* **Work request**
Report each line from the records where the string "запасы" turns up.
=== Begin Enclosure ===
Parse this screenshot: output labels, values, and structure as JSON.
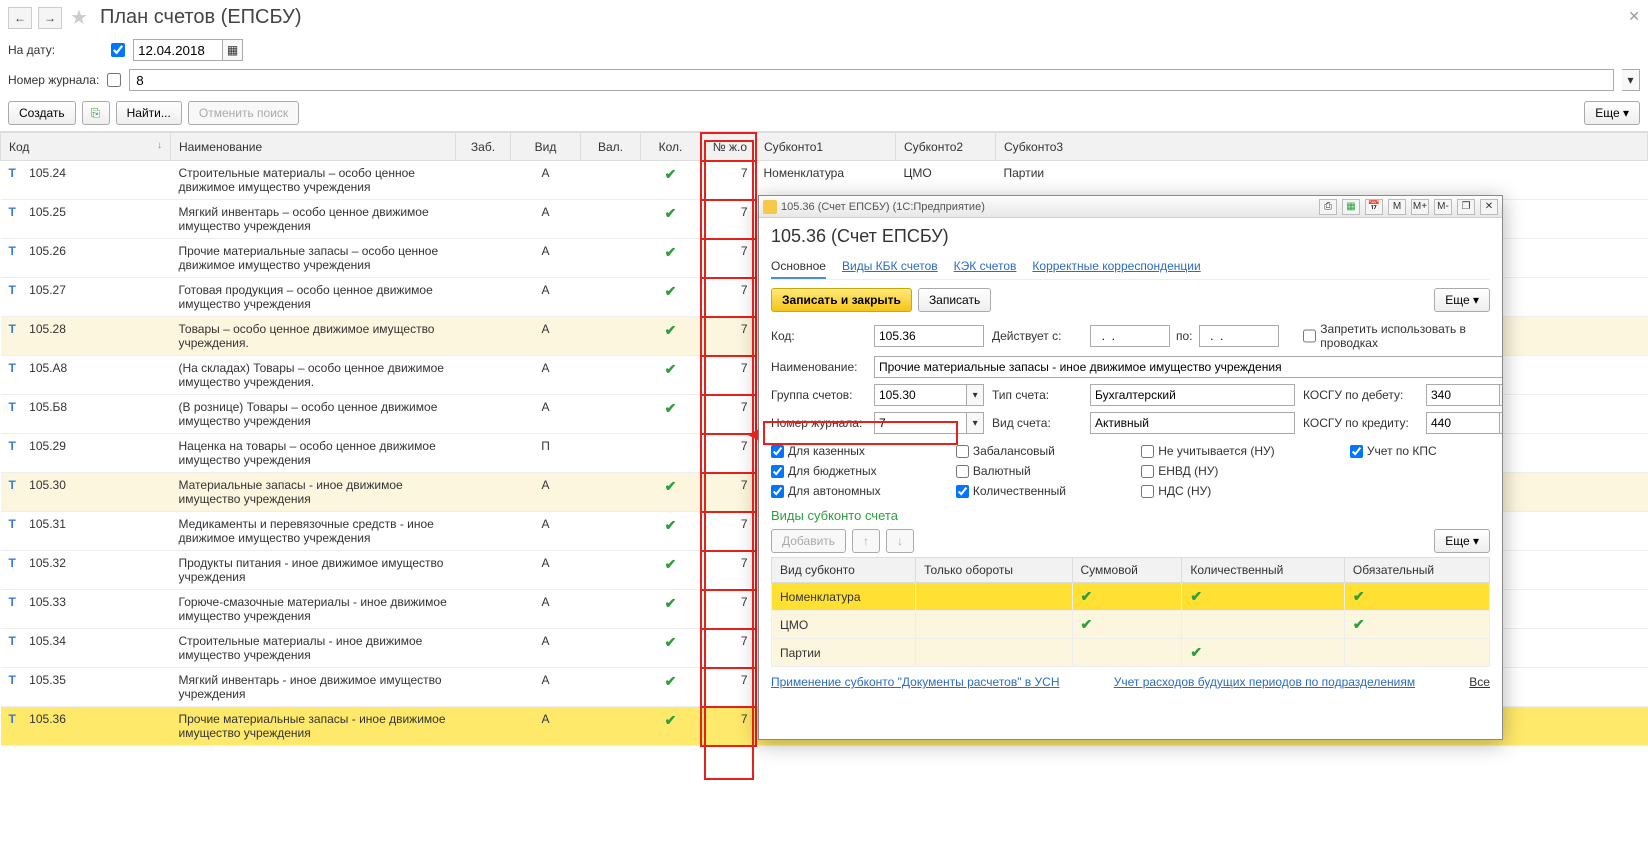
{
  "page": {
    "title": "План счетов (ЕПСБУ)",
    "date_label": "На дату:",
    "date_value": "12.04.2018",
    "journal_label": "Номер журнала:",
    "journal_value": "8"
  },
  "toolbar": {
    "create": "Создать",
    "find": "Найти...",
    "cancel_search": "Отменить поиск",
    "more": "Еще"
  },
  "columns": {
    "code": "Код",
    "name": "Наименование",
    "zab": "Заб.",
    "vid": "Вид",
    "val": "Вал.",
    "kol": "Кол.",
    "num": "№ ж.о",
    "s1": "Субконто1",
    "s2": "Субконто2",
    "s3": "Субконто3"
  },
  "rows": [
    {
      "code": "105.24",
      "name": "Строительные материалы – особо ценное движимое имущество учреждения",
      "vid": "А",
      "kol": true,
      "num": "7",
      "s1": "Номенклатура",
      "s2": "ЦМО",
      "s3": "Партии",
      "shaded": false
    },
    {
      "code": "105.25",
      "name": "Мягкий инвентарь – особо ценное движимое имущество учреждения",
      "vid": "А",
      "kol": true,
      "num": "7",
      "shaded": false
    },
    {
      "code": "105.26",
      "name": "Прочие материальные запасы – особо ценное движимое имущество учреждения",
      "vid": "А",
      "kol": true,
      "num": "7",
      "shaded": false
    },
    {
      "code": "105.27",
      "name": "Готовая продукция – особо ценное движимое имущество учреждения",
      "vid": "А",
      "kol": true,
      "num": "7",
      "shaded": false
    },
    {
      "code": "105.28",
      "name": "Товары –  особо ценное движимое имущество учреждения.",
      "vid": "А",
      "kol": true,
      "num": "7",
      "shaded": true
    },
    {
      "code": "105.А8",
      "name": "(На складах) Товары –  особо ценное движимое имущество учреждения.",
      "vid": "А",
      "kol": true,
      "num": "7",
      "shaded": false
    },
    {
      "code": "105.Б8",
      "name": "(В рознице) Товары –  особо ценное движимое имущество учреждения",
      "vid": "А",
      "kol": true,
      "num": "7",
      "shaded": false
    },
    {
      "code": "105.29",
      "name": "Наценка на товары – особо ценное движимое имущество учреждения",
      "vid": "П",
      "kol": false,
      "num": "7",
      "shaded": false
    },
    {
      "code": "105.30",
      "name": "Материальные запасы - иное движимое имущество учреждения",
      "vid": "А",
      "kol": true,
      "num": "7",
      "shaded": true
    },
    {
      "code": "105.31",
      "name": "Медикаменты и перевязочные средств - иное движимое имущество учреждения",
      "vid": "А",
      "kol": true,
      "num": "7",
      "shaded": false
    },
    {
      "code": "105.32",
      "name": "Продукты питания - иное движимое имущество учреждения",
      "vid": "А",
      "kol": true,
      "num": "7",
      "shaded": false
    },
    {
      "code": "105.33",
      "name": "Горюче-смазочные материалы - иное движимое имущество учреждения",
      "vid": "А",
      "kol": true,
      "num": "7",
      "shaded": false
    },
    {
      "code": "105.34",
      "name": "Строительные материалы - иное движимое имущество учреждения",
      "vid": "А",
      "kol": true,
      "num": "7",
      "shaded": false
    },
    {
      "code": "105.35",
      "name": "Мягкий инвентарь - иное движимое имущество учреждения",
      "vid": "А",
      "kol": true,
      "num": "7",
      "shaded": false
    },
    {
      "code": "105.36",
      "name": "Прочие материальные запасы - иное движимое имущество учреждения",
      "vid": "А",
      "kol": true,
      "num": "7",
      "s1": "Номенклатура",
      "s2": "ЦМО",
      "s3": "Партии",
      "selected": true
    }
  ],
  "popup": {
    "win_title": "105.36 (Счет ЕПСБУ)  (1С:Предприятие)",
    "title": "105.36 (Счет ЕПСБУ)",
    "tabs": {
      "main": "Основное",
      "kbk": "Виды КБК счетов",
      "kek": "КЭК счетов",
      "corr": "Корректные корреспонденции"
    },
    "save_close": "Записать и закрыть",
    "save": "Записать",
    "more": "Еще",
    "fields": {
      "code_l": "Код:",
      "code_v": "105.36",
      "active_from_l": "Действует с:",
      "active_from_v": "  .  .  ",
      "to_l": "по:",
      "to_v": "  .  .  ",
      "forbid_l": "Запретить использовать в проводках",
      "name_l": "Наименование:",
      "name_v": "Прочие материальные запасы - иное движимое имущество учреждения",
      "group_l": "Группа счетов:",
      "group_v": "105.30",
      "acct_type_l": "Тип счета:",
      "acct_type_v": "Бухгалтерский",
      "kosgu_dt_l": "КОСГУ по дебету:",
      "kosgu_dt_v": "340",
      "journal_l": "Номер журнала:",
      "journal_v": "7",
      "vid_l": "Вид счета:",
      "vid_v": "Активный",
      "kosgu_kt_l": "КОСГУ по кредиту:",
      "kosgu_kt_v": "440"
    },
    "checks": {
      "kazen": "Для казенных",
      "zabal": "Забалансовый",
      "nu": "Не учитывается (НУ)",
      "kps": "Учет по КПС",
      "budget": "Для бюджетных",
      "val": "Валютный",
      "envd": "ЕНВД (НУ)",
      "auto": "Для автономных",
      "qty": "Количественный",
      "nds": "НДС (НУ)"
    },
    "sub_section": "Виды субконто счета",
    "add": "Добавить",
    "sub_cols": {
      "kind": "Вид субконто",
      "turn": "Только обороты",
      "sum": "Суммовой",
      "qty": "Количественный",
      "req": "Обязательный"
    },
    "sub_rows": [
      {
        "kind": "Номенклатура",
        "sum": true,
        "qty": true,
        "req": true,
        "sel": true
      },
      {
        "kind": "ЦМО",
        "sum": true,
        "req": true
      },
      {
        "kind": "Партии",
        "qty": true
      }
    ],
    "link1": "Применение субконто \"Документы расчетов\" в УСН",
    "link2": "Учет расходов будущих периодов по подразделениям",
    "all": "Все"
  }
}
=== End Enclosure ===
* **Result**
      "name": "Прочие материальные запасы – особо ценное движимое имущество учреждения",
      "name": "Материальные запасы - иное движимое имущество учреждения",
      "name": "Прочие материальные запасы - иное движимое имущество учреждения",
      "name_v": "Прочие материальные запасы - иное движимое имущество учреждения",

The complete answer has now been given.